  • PeachNCream - Tuesday, February 19, 2019 - link

    Why would prices need to be in this galaxy when we're talking about a Samsung Galaxy instead?

    Sorry, I couldn't resist...I'll leave now.
  • eastcoast_pete - Tuesday, February 19, 2019 - link

    Definitely NOT a consumer drive.
    @Billy Regarding the Optane drive performance: any information or experience with DIMM format Optane? I believe Intel launched DDR4 slot format compatible Optane modules. How much faster are they than the PCI-E drives?
  • ksec - Tuesday, February 19, 2019 - link

    I don't think any consumer would be interested in these. Would love ServeTheHome doing some DB testing with it. Looking at the price and performance I think that is going to Win a lot of business from Optane. NAND price are dropping as well, so Samsung would have lots of capacity for Shipment.
  • MamiyaOtaru - Tuesday, February 19, 2019 - link

    where's ddriver? He was constantly banging on about how terrible "hypetane" is (and how clever he was for coming up with that nickname) and how SLC would kick its ass

    ""no other alternative nonvolatile memory technology is close to being ready to challenge 3D XPoint"

    Except for SLC, which was so good it was immediately abandoned once inferior and more profit friendly NAND implementations were available.

    A SLC based product coupled with MRAM cache will easily humiliate hypetane in its few strong aspects."

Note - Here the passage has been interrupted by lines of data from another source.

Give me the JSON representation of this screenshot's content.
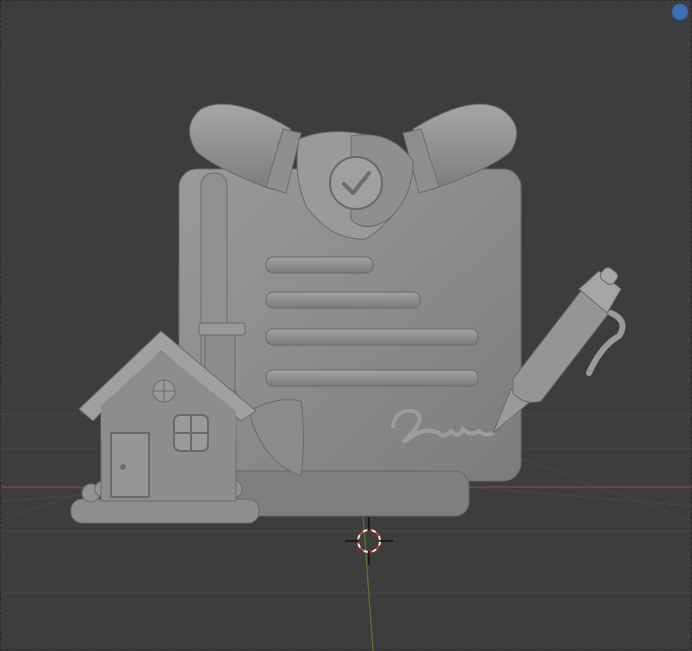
{
  "viewport": {
    "type": "3d-viewport",
    "background_color": "#3d3d3d",
    "grid_line_color": "#474747",
    "x_axis_color": "#8a4b55",
    "y_axis_color": "#5b7a2e",
    "model_color": "#8a8a8a",
    "model_highlight": "#a9a9a9",
    "model_shadow": "#6a6a6a"
  },
  "gizmo": {
    "icon": "navigation-gizmo-dot",
    "color": "#3f6fb0"
  },
  "cursor": {
    "icon": "3d-cursor-icon",
    "color_red": "#d23a3a",
    "color_white": "#f0f0f0"
  },
  "model": {
    "description_icons": [
      "document-icon",
      "handshake-icon",
      "checkmark-icon",
      "house-icon",
      "pen-icon",
      "signature-icon"
    ]
  }
}
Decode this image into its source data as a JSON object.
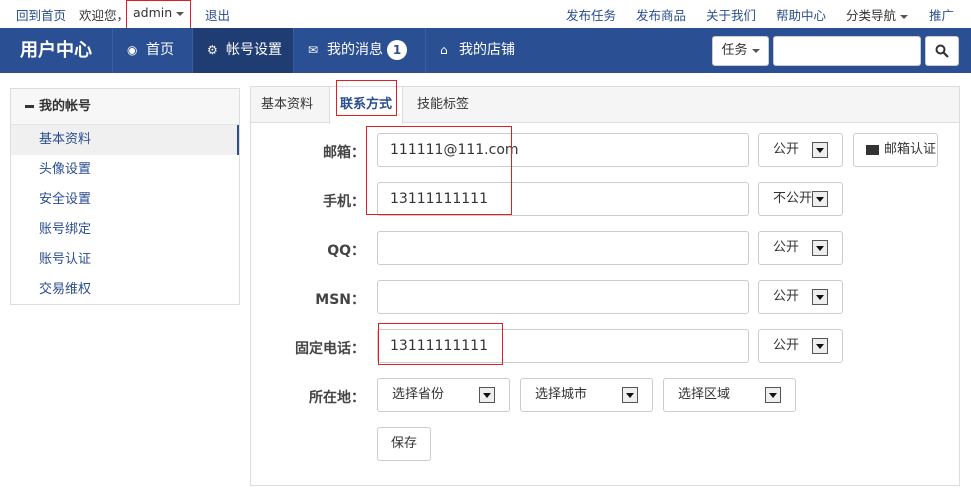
{
  "topbar": {
    "home_link": "回到首页",
    "welcome": "欢迎您，",
    "username": "admin",
    "logout": "退出",
    "links": [
      "发布任务",
      "发布商品",
      "关于我们",
      "帮助中心",
      "分类导航",
      "推广"
    ]
  },
  "header": {
    "brand": "用户中心",
    "nav": [
      {
        "label": "首页",
        "icon": "dashboard-icon",
        "glyph": "◉"
      },
      {
        "label": "帐号设置",
        "icon": "cogs-icon",
        "glyph": "⚙"
      },
      {
        "label": "我的消息",
        "icon": "envelope-icon",
        "glyph": "✉",
        "badge": "1"
      },
      {
        "label": "我的店铺",
        "icon": "home-icon",
        "glyph": "⌂"
      }
    ],
    "task_dropdown": "任务",
    "search_placeholder": ""
  },
  "sidebar": {
    "heading": "我的帐号",
    "items": [
      "基本资料",
      "头像设置",
      "安全设置",
      "账号绑定",
      "账号认证",
      "交易维权"
    ]
  },
  "tabs": [
    "基本资料",
    "联系方式",
    "技能标签"
  ],
  "form": {
    "email": {
      "label": "邮箱：",
      "value": "111111@111.com",
      "privacy": "公开",
      "verify": "邮箱认证"
    },
    "phone": {
      "label": "手机：",
      "value": "13111111111",
      "privacy": "不公开"
    },
    "qq": {
      "label": "QQ：",
      "value": "",
      "privacy": "公开"
    },
    "msn": {
      "label": "MSN：",
      "value": "",
      "privacy": "公开"
    },
    "tel": {
      "label": "固定电话：",
      "value": "13111111111",
      "privacy": "公开"
    },
    "location": {
      "label": "所在地：",
      "province": "选择省份",
      "city": "选择城市",
      "area": "选择区域"
    },
    "save": "保存"
  },
  "colors": {
    "header_bg": "#2b4f93",
    "highlight": "#e02020"
  }
}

    I am still disappointed by optane, and now I'm disappointed by znand (performance and price). Wish we had some non-volatile memory that was affordable and not trending towards more and more fragility (QLC)
  • JoeyJoJo123 - Tuesday, February 19, 2019 - link

    Looks like I'm not the only one that remembers the absurdity in trying to bring back SLC for common end user machines.

    The price/GB says it all. It's for enterprise or extreme enthusiasts only, and that's fine, because these deep wallet customers push the industry forward. It's just at the end of the day, if you need the best, you need to pay to get the best. Whining about MLC/TLC/QLC/Optane etc doesn't make the end-user products better.

Log in

Don't have an account? Sign up now